OCULUS has a long history of working collaboratively with artists, craftspeople and designers. We firmly believe that art and craft can add real content and meaning to spaces and speak to people in their use of the space. We strongly support the incorporation of specially commissioned or purchased works of art and craft into the design of spaces rather than a haphazard or piecemeal approach that ‘decorates’ a space. With this in mind, our approach compliments the wider design process and enables the work(s) to provide an additional layer of meaning and content that resonates with the design of the space.
When designing NewActon, what was the brief for the space?
From the beginning of conceptual development, Molonglo Group’s aspiration for the project was to develop an art program for commissions by artists, craftspeople, and design makers, which are completely integrated within both the commercial and residential buildings and their surrounding landscape setting. The project is one that has been undertaken with the work of many hands in the sense of true collaboration. Molonglo Group, Fender Katsalidis Architects and OCULUS worked closely with Pamille Berg Consulting to develop an arts strategy and program for each stage of the precinct. A series of specifically commissioned and purchased pieces have been carefully integrated into the design of the buildings and spaces between, which provide and additional layer of meaning and content that resonates with the landscape/architectural design.
Tell us about NewActon and the different types of artwork there. What artists were commissioned?
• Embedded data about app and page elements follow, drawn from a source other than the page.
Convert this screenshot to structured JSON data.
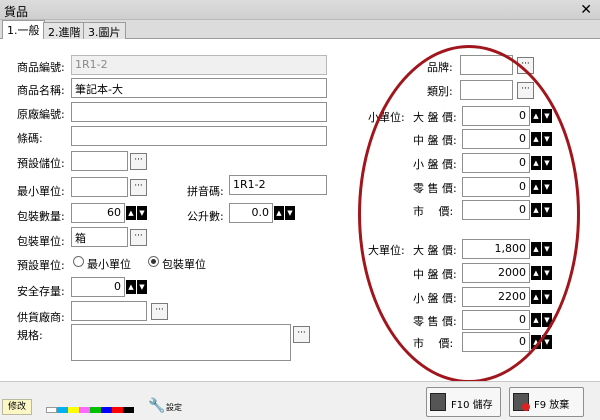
{
  "window": {
    "title": "貨品"
  },
  "tabs": [
    {
      "label": "1.一般"
    },
    {
      "label": "2.進階"
    },
    {
      "label": "3.圖片"
    }
  ],
  "form": {
    "product_code": {
      "label": "商品編號:",
      "value": "1R1-2"
    },
    "product_name": {
      "label": "商品名稱:",
      "value": "筆記本-大"
    },
    "vendor_code": {
      "label": "原廠編號:",
      "value": ""
    },
    "barcode": {
      "label": "條碼:",
      "value": ""
    },
    "default_location": {
      "label": "預設儲位:",
      "value": ""
    },
    "min_unit": {
      "label": "最小單位:",
      "value": ""
    },
    "pinyin": {
      "label": "拼音碼:",
      "value": "1R1-2"
    },
    "pack_qty": {
      "label": "包裝數量:",
      "value": "60"
    },
    "liters": {
      "label": "公升數:",
      "value": "0.0"
    },
    "pack_unit": {
      "label": "包裝單位:",
      "value": "箱"
    },
    "default_unit": {
      "label": "預設單位:",
      "option_min": "最小單位",
      "option_pack": "包裝單位",
      "selected": "包裝單位"
    },
    "safety_stock": {
      "label": "安全存量:",
      "value": "0"
    },
    "supplier": {
      "label": "供貨廠商:",
      "value": ""
    },
    "spec": {
      "label": "規格:",
      "value": ""
    },
    "brand": {
      "label": "品牌:",
      "value": ""
    },
    "category": {
      "label": "類別:",
      "value": ""
    }
  },
  "price_labels": {
    "small_unit": "小單位:",
    "large_unit": "大單位:",
    "big_wholesale": "大 盤 價:",
    "mid_wholesale": "中 盤 價:",
    "small_wholesale": "小 盤 價:",
    "retail": "零 售 價:",
    "market": "市　 價:"
  },
  "prices_small_unit": [
    "0",
    "0",
    "0",
    "0",
    "0"
  ],
  "prices_large_unit": [
    "1,800",
    "2000",
    "2200",
    "0",
    "0"
  ],
  "buttons": {
    "modify": "修改",
    "settings": "設定",
    "save": "F10 儲存",
    "discard": "F9 放棄"
  },
  "colors": {
    "highlight_ellipse": "#a0161c",
    "modify_bg": "#fcf7c4",
    "palette": [
      "#ffffff",
      "#00b0f0",
      "#ffff00",
      "#ff66ff",
      "#00c000",
      "#0000ff",
      "#ff0000",
      "#000000"
    ]
  }
}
NewActon contains many artworks, from large raven sculptures, oversized figurines, building façade bas-reliefs, various lighting installations, ephemeral pieces that are woven into the landscape that will break down over time, street art to building facades and installations to the walls of lift wells that you rise within glass elevators. Each piece has been carefully considered and composed through a collaborative process. Landscape and public art are seen as inseparable at NewActon and some of the pieces include;
- Robin Blau – Posting Notices column and Time Thief
- Tim Kyle – Saltimbanques
- David Jenz – vortex
- Warren Langley – resin tree
- Anne Ferguson/ Kevin Perkins – stone ithica and timber bench
- Steven Siegal – paper
Other than NewActon, do you have other examples of your work where the artscape is an important feature?
We have worked on numerous projects which have public art as an integral component of the landscape. These include the Museum of Old and New Art (MONA) in Hobart, Jacksons Landing in Pyrmont, Church Street redesign in Morwell, and Monument Park with Callum Morton in Docklands in Victoria and Napier Street in Paddington and Brett Whiteley Place in North Sydney which is currently under construction. OCULUS also worked with Pamille Berg on The Village at Balgowlah in Sydney which includes a number of bespoke installations.
What is your vision for the Republic landscape? We know public art will be a feature – but do you have any ideas about the types of art that will fit best within the space?
Republic offers a tremendous opportunity to incorporate and showcase public art. It will consist of small moments as well as some bigger gestures. The town square is an obvious location for major artwork as well as smaller interventions. Other areas include the roof gardens, the retail laneways and green stairs. The aim will be to link the form and materiality of the architecture with spontaneous and layered public artworks while maintaining vibrancy within the precinct that is not overly cluttered.
Image: ‘The Time Thief Courtyard’ by Simon Patching. Courtesy of OCULUS